• **Task objective**
Check each line of the material below for "rest", then copy the ones that contain it.

• **Source data**
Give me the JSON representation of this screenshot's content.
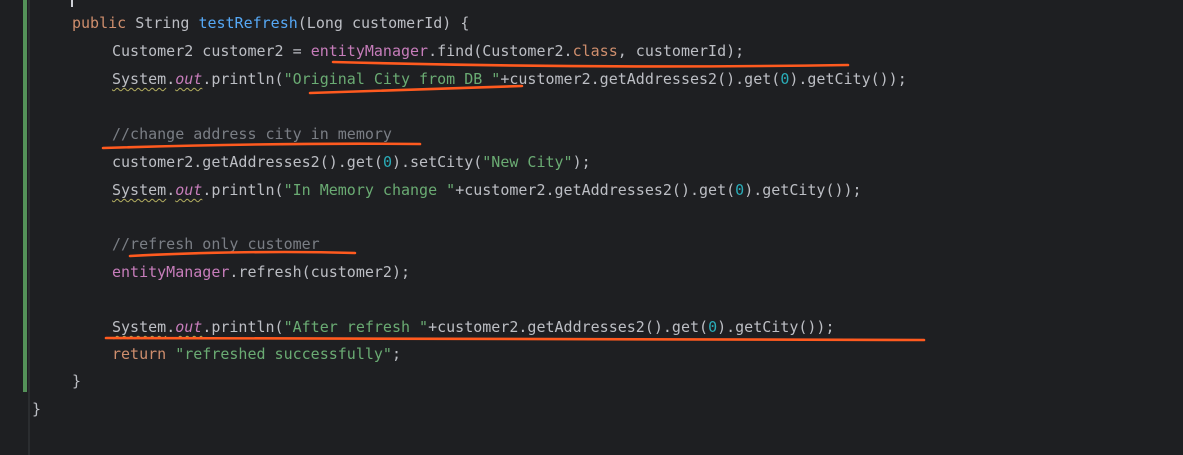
{
  "code": {
    "line1": {
      "kw_public": "public",
      "type": " String ",
      "method": "testRefresh",
      "params": "(Long customerId) {"
    },
    "line2": {
      "decl": "Customer2 customer2 = ",
      "field": "entityManager",
      "find": ".find(Customer2.",
      "kw_class": "class",
      "rest": ", customerId);"
    },
    "line3": {
      "system": "System",
      "dot": ".",
      "out": "out",
      "println": ".println(",
      "str": "\"Original City from DB \"",
      "mid": "+customer2.getAddresses2().get(",
      "num": "0",
      "end": ").getCity());"
    },
    "line4": {
      "comment": "//change address city in memory"
    },
    "line5": {
      "start": "customer2.getAddresses2().get(",
      "num": "0",
      "mid": ").setCity(",
      "str": "\"New City\"",
      "end": ");"
    },
    "line6": {
      "system": "System",
      "dot": ".",
      "out": "out",
      "println": ".println(",
      "str": "\"In Memory change \"",
      "mid": "+customer2.getAddresses2().get(",
      "num": "0",
      "end": ").getCity());"
    },
    "line7": {
      "comment": "//refresh only customer"
    },
    "line8": {
      "field": "entityManager",
      "rest": ".refresh(customer2);"
    },
    "line9": {
      "system": "System",
      "dot": ".",
      "out": "out",
      "println": ".println(",
      "str": "\"After refresh \"",
      "mid": "+customer2.getAddresses2().get(",
      "num": "0",
      "end": ").getCity());"
    },
    "line10": {
      "kw_return": "return",
      "space": " ",
      "str": "\"refreshed successfully\"",
      "end": ";"
    },
    "line11": {
      "brace": "}"
    },
    "line12": {
      "brace": "}"
    }
  },
  "colors": {
    "background": "#1e1f22",
    "keyword": "#cf8e6d",
    "method": "#56a8f5",
    "string": "#6aab73",
    "number": "#2aacb8",
    "field": "#c77dbb",
    "comment": "#7a7e85",
    "annotation_ink": "#ff5a1f",
    "vcs_change_marker": "#549159"
  }
}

• **Problem solution**
      "rest": ", customerId);"
      "rest": ".refresh(customer2);"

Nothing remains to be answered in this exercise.